It is, however, clear that the EU will not put up with a member state defying the acquis communautaire, the criteria required for a country to be admitted into the EU in the first place. Whatever its faults, the European Union is a bastion of democracy and the rule of law, and those of us elected to the European Parliament in the Socialist and Democrat Group will make sure the core values of the EU are consistently upheld by all member states.

Cameron should forge an alliance for green growth and jobs with Denmark

Labour Party

Nick Clegg has called David Cameron’s antics inBrussels last week, which culminated in Cameron’ failure to get anything forBritain before flouncing out of the negotiations, “bad forBritain“.

Vince Cable, the erratic Lib-Dem Business Secretary, subsequently went further saying, “We need to continue to work with countries in Europe because millions of jobs in Britain depend on it.” 

Cable is right, of course, and David Cameron, George Osborne and their right-wing Eurosceptic colleagues would do well to take note of their beleaguered coalition partners. Though the Tories have gained a slight bounce in the opinion polls at the expense of UKIP, the government still has to carry out its responsibility to the British people.

And that responsibility lies fairly and squarely with the European Union. David Cameron himself has always said he does not want Britain to come out of Europe.

So, come on Mr Cameron. If you believe Britain’s place is in the EU, then stand up for Britain in the Council of Ministers and make sure we are properly represented and that you get the best deal for all of us.

This deal inevitably hinges on the EU Single Market. It was none other than Margaret Thatcher who took us into the Single Market on the excellent grounds that it was good for British business and trade. Se has been proved right ever since.

Made up of a series of measures to boost the European economy, the EU Single Market is the UK’s largest trading area. Already there are 12 further measures on the EU table to improve the Single Market, ranging from a directive on public provision, revision of accounting standards and a new proposal on venture capital.

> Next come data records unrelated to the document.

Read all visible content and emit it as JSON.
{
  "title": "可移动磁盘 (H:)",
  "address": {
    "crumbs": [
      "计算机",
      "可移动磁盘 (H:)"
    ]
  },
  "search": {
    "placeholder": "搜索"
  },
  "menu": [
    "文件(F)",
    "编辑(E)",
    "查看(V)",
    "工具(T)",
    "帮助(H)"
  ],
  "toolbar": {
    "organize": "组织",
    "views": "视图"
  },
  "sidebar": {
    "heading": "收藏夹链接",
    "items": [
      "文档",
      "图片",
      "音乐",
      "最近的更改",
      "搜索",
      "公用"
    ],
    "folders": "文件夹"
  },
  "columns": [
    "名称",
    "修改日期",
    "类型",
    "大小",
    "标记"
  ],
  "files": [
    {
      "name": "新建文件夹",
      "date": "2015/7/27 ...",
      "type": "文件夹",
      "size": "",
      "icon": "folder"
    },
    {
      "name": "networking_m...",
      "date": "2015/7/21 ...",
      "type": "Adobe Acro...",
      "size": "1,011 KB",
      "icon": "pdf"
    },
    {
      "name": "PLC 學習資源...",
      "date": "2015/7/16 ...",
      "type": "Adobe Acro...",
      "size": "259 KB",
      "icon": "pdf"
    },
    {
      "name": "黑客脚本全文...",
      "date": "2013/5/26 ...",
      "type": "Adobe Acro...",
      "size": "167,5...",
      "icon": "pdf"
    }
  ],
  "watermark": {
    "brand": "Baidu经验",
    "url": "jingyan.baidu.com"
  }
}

If the Con-Dem Government is not involved in the discussions on these and the other new Single Market initiatives it will be very bad for Britain.

Cameron and co should also be supporting the forthcoming presidency of the EU Council of Ministers, due to be taken up by Denmark next month. David Cameron, George Osborne et al will, of course, not like the fact that Denmark now has a social democrat government.   

As you would expect, the Danish presidency is putting forward some extremely important initiatives. In particular they are looking beyond austerity to tackle the economic crisis. The Danish presidency, unlike other European leaders, believes growth is an extremely important element in rescuing us from recession and the economic downturn.

Accordingly Denmark is proposing developing green technologies to foster economic growth while at the same time ensuring the preservation of our natural resources.

Now that David Cameron has so spectacularly fallen out with Angela Merkel and Nicolas Sarkozy, in order to fulfil his pledge to keepBritain in the EU, he would do well to look at rebuilding Britain’s fractured relationships with the smaller EU countries, many of whom have been allies of the UK for a number of years.

Denmark, a Scandinavian country and a natural friend, would be a good place to start. Denmark has a raft of dynamic ideas for Cameron to consider, most of which would be extremely good forBritain.

I will watch developments with interest.